The consultation process regarding Aboriginal heritage places in Wiradjuri Country

Supervisor: Dr. Dirk H.R. Spennemann



In looking into the perceptions of Indigenous people in relation to consultation and the protection and preservation of Indigenous cultural heritage, the literature reviewed has indicated that Indigenous people have been left out of the consultation process more times than they have been included. Whilst the research has shown that these authors have recognised the need for Indigenous people to be included in that process, the research also highlights the fact that there is not much written about the concerns of Indigenous people, or their perceptions, regarding consultation.

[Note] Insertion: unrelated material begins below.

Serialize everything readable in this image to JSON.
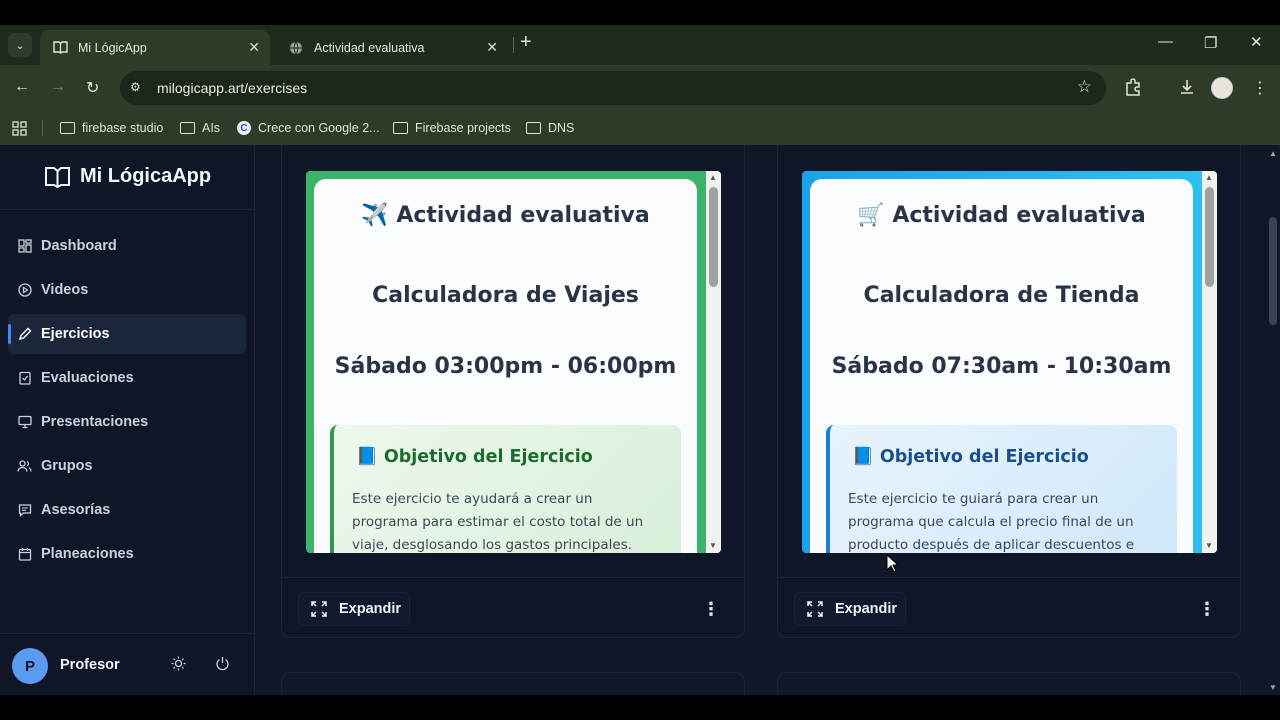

Many Indigenous people perceive most research, past or present, in relation to themselves, as being ineffective, as a waste of time and money, because it was undertaken without their knowledge and consent, and in consultation with the wrong people. Whilst governments have put in place Aboriginal Land Councils, research has found that in most cases, Indigenous people feel that these are not representative of the people. They are perceived as being imposed by governments that are out of touch with the wishes and concerns of Elders and the traditional custodians of their respective parts of country. This research has shown that the Elders, traditional people, and knowledge holders are the appropriate people to speak with.

However, the perceptions of the Indigenous people who participated in the research, are that they are not included, but are e excluded from many consultation processes. Policies have been, and are sill written, without taking into account the wishes, and concerns, of the appropriate Indigenous people. Many sites have been destroyed, or otherwise impacted upon, even though legislation has been designed to protect them. As this statement is true, and research has shown that it is, then the perceptions of the respondents, that legislation is not adequate enough, must also be true.

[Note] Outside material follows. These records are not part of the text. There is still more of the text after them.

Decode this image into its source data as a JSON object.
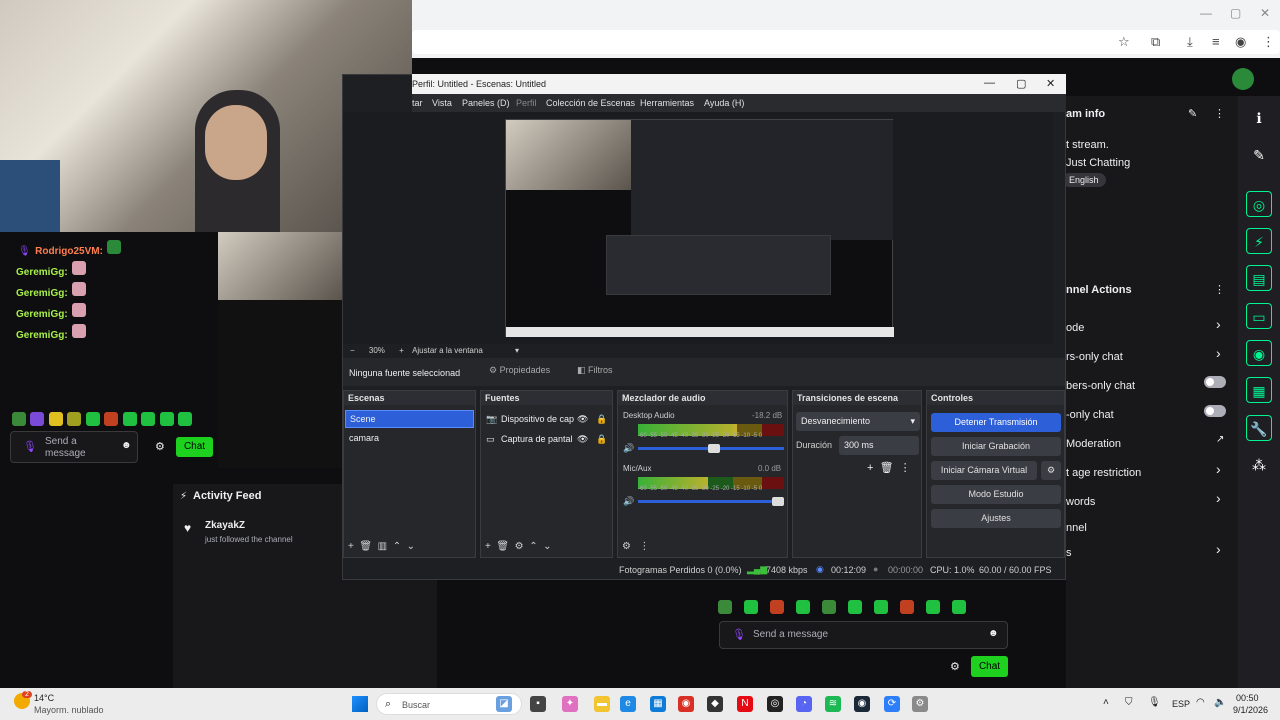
{
  "browser": {
    "window_controls": [
      "—",
      "▢",
      "✕"
    ],
    "toolbar_icons": [
      "star-icon",
      "profile-icon",
      "download-icon",
      "list-icon",
      "account-icon",
      "menu-icon"
    ]
  },
  "obs": {
    "title": "Perfil: Untitled - Escenas: Untitled",
    "menu": [
      "tar",
      "Vista",
      "Paneles (D)",
      "Perfil",
      "Colección de Escenas",
      "Herramientas",
      "Ayuda (H)"
    ],
    "zoom": "30%",
    "fit_window": "Ajustar a la ventana",
    "no_source": "Ninguna fuente seleccionad",
    "properties_btn": "Propiedades",
    "filters_btn": "Filtros",
    "scenes": {
      "title": "Escenas",
      "items": [
        "Scene",
        "camara"
      ]
    },
    "sources": {
      "title": "Fuentes",
      "items": [
        "Dispositivo de cap",
        "Captura de pantal"
      ]
    },
    "mixer": {
      "title": "Mezclador de audio",
      "channels": [
        {
          "name": "Desktop Audio",
          "db": "-18.2 dB",
          "level": 0.68
        },
        {
          "name": "Mic/Aux",
          "db": "0.0 dB",
          "level": 0.48
        }
      ],
      "scale": "-60 -55 -50 -45 -40 -35 -30 -25 -20 -15 -10 -5 0"
    },
    "transitions": {
      "title": "Transiciones de escena",
      "type": "Desvanecimiento",
      "duration_label": "Duración",
      "duration": "300 ms"
    },
    "controls": {
      "title": "Controles",
      "stop_stream": "Detener Transmisión",
      "start_record": "Iniciar Grabación",
      "virtual_cam": "Iniciar Cámara Virtual",
      "studio": "Modo Estudio",
      "settings": "Ajustes"
    },
    "status": {
      "dropped": "Fotogramas Perdidos 0 (0.0%)",
      "bitrate": "7408 kbps",
      "live_time": "00:12:09",
      "rec_time": "00:00:00",
      "cpu": "CPU: 1.0%",
      "fps": "60.00 / 60.00 FPS"
    }
  },
  "chat_left": {
    "messages": [
      {
        "user": "Rodrigo25VM:"
      },
      {
        "user": "GeremiGg:"
      },
      {
        "user": "GeremiGg:"
      },
      {
        "user": "GeremiGg:"
      },
      {
        "user": "GeremiGg:"
      }
    ],
    "placeholder_line1": "Send a",
    "placeholder_line2": "message",
    "chat_btn": "Chat"
  },
  "activity": {
    "title": "Activity Feed",
    "user": "ZkayakZ",
    "action": "just followed the channel"
  },
  "stream_info": {
    "title": "am info",
    "stream": "t stream.",
    "category": "Just Chatting",
    "tag": "English"
  },
  "channel_actions": {
    "title": "nnel Actions",
    "items": [
      {
        "label": "ode",
        "control": "chevron"
      },
      {
        "label": "rs-only chat",
        "control": "chevron"
      },
      {
        "label": "bers-only chat",
        "control": "toggle"
      },
      {
        "label": "-only chat",
        "control": "toggle"
      },
      {
        "label": "Moderation",
        "control": "external"
      },
      {
        "label": "t age restriction",
        "control": "chevron"
      },
      {
        "label": "words",
        "control": "chevron"
      },
      {
        "label": "nnel",
        "control": "none"
      },
      {
        "label": "s",
        "control": "chevron"
      }
    ]
  },
  "chat_right": {
    "placeholder": "Send a message",
    "chat_btn": "Chat"
  },
  "taskbar": {
    "weather_temp": "14°C",
    "weather_desc": "Mayorm. nublado",
    "weather_badge": "2",
    "search": "Buscar",
    "lang": "ESP",
    "time": "00:50",
    "date": "9/1/2026"
  },
  "colors": {
    "twitch_green": "#00f593",
    "obs_blue": "#2d5fd8",
    "chat_btn": "#1fd11f"
  }
}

Having consultation formulated as some kind of legal process however may not provide the answer, according to research. Whilst consultation is sometimes seen to be adequate by some, inadequate by others, the perceptions are that it must take place if Indigenous sites are to have any chance of being protected.

A current development activity was used as a case study for this thesis. The perceptions of the case study participants were used to compare, support, or refute those of the respondents. In this instance, the comparisons were very similar and they supported the respondents in most areas.

This research has shown that Indigenous people are willing to consult with the appropriate non-Indigenous stakeholders, but with a few provisos. All consultation must take place with the appropriate Indigenous people, be an honest and open process, be informal, and take into account the wishes and concerns of the Indigenous people. This, according to the respondents, is effective consultation.